[Element data from apps and pages]
===============

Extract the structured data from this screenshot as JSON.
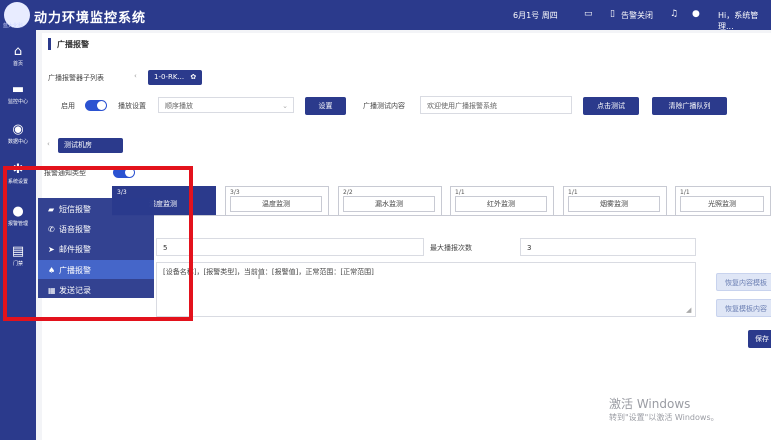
{
  "topbar": {
    "logo_sub": "蓝大化科",
    "title": "动力环境监控系统",
    "date": "6月1号 周四",
    "alarm_close": "告警关闭",
    "user": "Hi，系统管理..."
  },
  "sidebar": [
    {
      "label": "首页",
      "icon": "home-icon"
    },
    {
      "label": "监控中心",
      "icon": "monitor-icon"
    },
    {
      "label": "数据中心",
      "icon": "data-icon"
    },
    {
      "label": "系统设置",
      "icon": "gear-icon"
    },
    {
      "label": "报警管理",
      "icon": "alarm-icon"
    },
    {
      "label": "门禁",
      "icon": "door-icon"
    }
  ],
  "page": {
    "section_title": "广播报警",
    "host_list_label": "广播报警器子列表",
    "host_chip": "1-0-RK...",
    "enable_label": "启用",
    "play_setting_label": "播放设置",
    "play_setting_value": "顺序播放",
    "set_button": "设置",
    "test_content_label": "广播测试内容",
    "test_content_value": "欢迎使用广播报警系统",
    "test_button": "点击测试",
    "clear_button": "清除广播队列",
    "room_chip": "测试机房",
    "notify_label": "报警通知类型",
    "cards": [
      {
        "count": "3/3",
        "name": "湿度监测"
      },
      {
        "count": "3/3",
        "name": "温度监测"
      },
      {
        "count": "2/2",
        "name": "漏水监测"
      },
      {
        "count": "1/1",
        "name": "红外监测"
      },
      {
        "count": "1/1",
        "name": "烟雾监测"
      },
      {
        "count": "1/1",
        "name": "光照监测"
      }
    ],
    "interval_value": "5",
    "max_count_label": "最大播报次数",
    "max_count_value": "3",
    "template_text": "[设备名称]，[报警类型]，当前值：[报警值]，正常范围：[正常范围]",
    "restore_button": "恢复内容模板",
    "recover_button": "恢复模板内容",
    "save_button": "保存"
  },
  "menu": [
    {
      "label": "短信报警",
      "icon": "sms-icon"
    },
    {
      "label": "语音报警",
      "icon": "phone-icon"
    },
    {
      "label": "邮件报警",
      "icon": "mail-icon"
    },
    {
      "label": "广播报警",
      "icon": "bell-icon"
    },
    {
      "label": "发送记录",
      "icon": "record-icon"
    }
  ],
  "watermark": {
    "line1": "激活 Windows",
    "line2": "转到\"设置\"以激活 Windows。"
  },
  "colors": {
    "primary": "#2b3a8c",
    "highlight": "#e3121c"
  }
}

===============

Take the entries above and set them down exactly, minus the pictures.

# YOUR RESPONSE
Extract the structured data from this screenshot as JSON.
{
  "topbar": {
    "logo_sub": "蓝大化科",
    "title": "动力环境监控系统",
    "date": "6月1号 周四",
    "alarm_close": "告警关闭",
    "user": "Hi，系统管理..."
  },
  "sidebar": [
    {
      "label": "首页",
      "icon": "home-icon"
    },
    {
      "label": "监控中心",
      "icon": "monitor-icon"
    },
    {
      "label": "数据中心",
      "icon": "data-icon"
    },
    {
      "label": "系统设置",
      "icon": "gear-icon"
    },
    {
      "label": "报警管理",
      "icon": "alarm-icon"
    },
    {
      "label": "门禁",
      "icon": "door-icon"
    }
  ],
  "page": {
    "section_title": "广播报警",
    "host_list_label": "广播报警器子列表",
    "host_chip": "1-0-RK...",
    "enable_label": "启用",
    "play_setting_label": "播放设置",
    "play_setting_value": "顺序播放",
    "set_button": "设置",
    "test_content_label": "广播测试内容",
    "test_content_value": "欢迎使用广播报警系统",
    "test_button": "点击测试",
    "clear_button": "清除广播队列",
    "room_chip": "测试机房",
    "notify_label": "报警通知类型",
    "cards": [
      {
        "count": "3/3",
        "name": "湿度监测"
      },
      {
        "count": "3/3",
        "name": "温度监测"
      },
      {
        "count": "2/2",
        "name": "漏水监测"
      },
      {
        "count": "1/1",
        "name": "红外监测"
      },
      {
        "count": "1/1",
        "name": "烟雾监测"
      },
      {
        "count": "1/1",
        "name": "光照监测"
      }
    ],
    "interval_value": "5",
    "max_count_label": "最大播报次数",
    "max_count_value": "3",
    "template_text": "[设备名称]，[报警类型]，当前值：[报警值]，正常范围：[正常范围]",
    "restore_button": "恢复内容模板",
    "recover_button": "恢复模板内容",
    "save_button": "保存"
  },
  "menu": [
    {
      "label": "短信报警",
      "icon": "sms-icon"
    },
    {
      "label": "语音报警",
      "icon": "phone-icon"
    },
    {
      "label": "邮件报警",
      "icon": "mail-icon"
    },
    {
      "label": "广播报警",
      "icon": "bell-icon"
    },
    {
      "label": "发送记录",
      "icon": "record-icon"
    }
  ],
  "watermark": {
    "line1": "激活 Windows",
    "line2": "转到\"设置\"以激活 Windows。"
  },
  "colors": {
    "primary": "#2b3a8c",
    "highlight": "#e3121c"
  }
}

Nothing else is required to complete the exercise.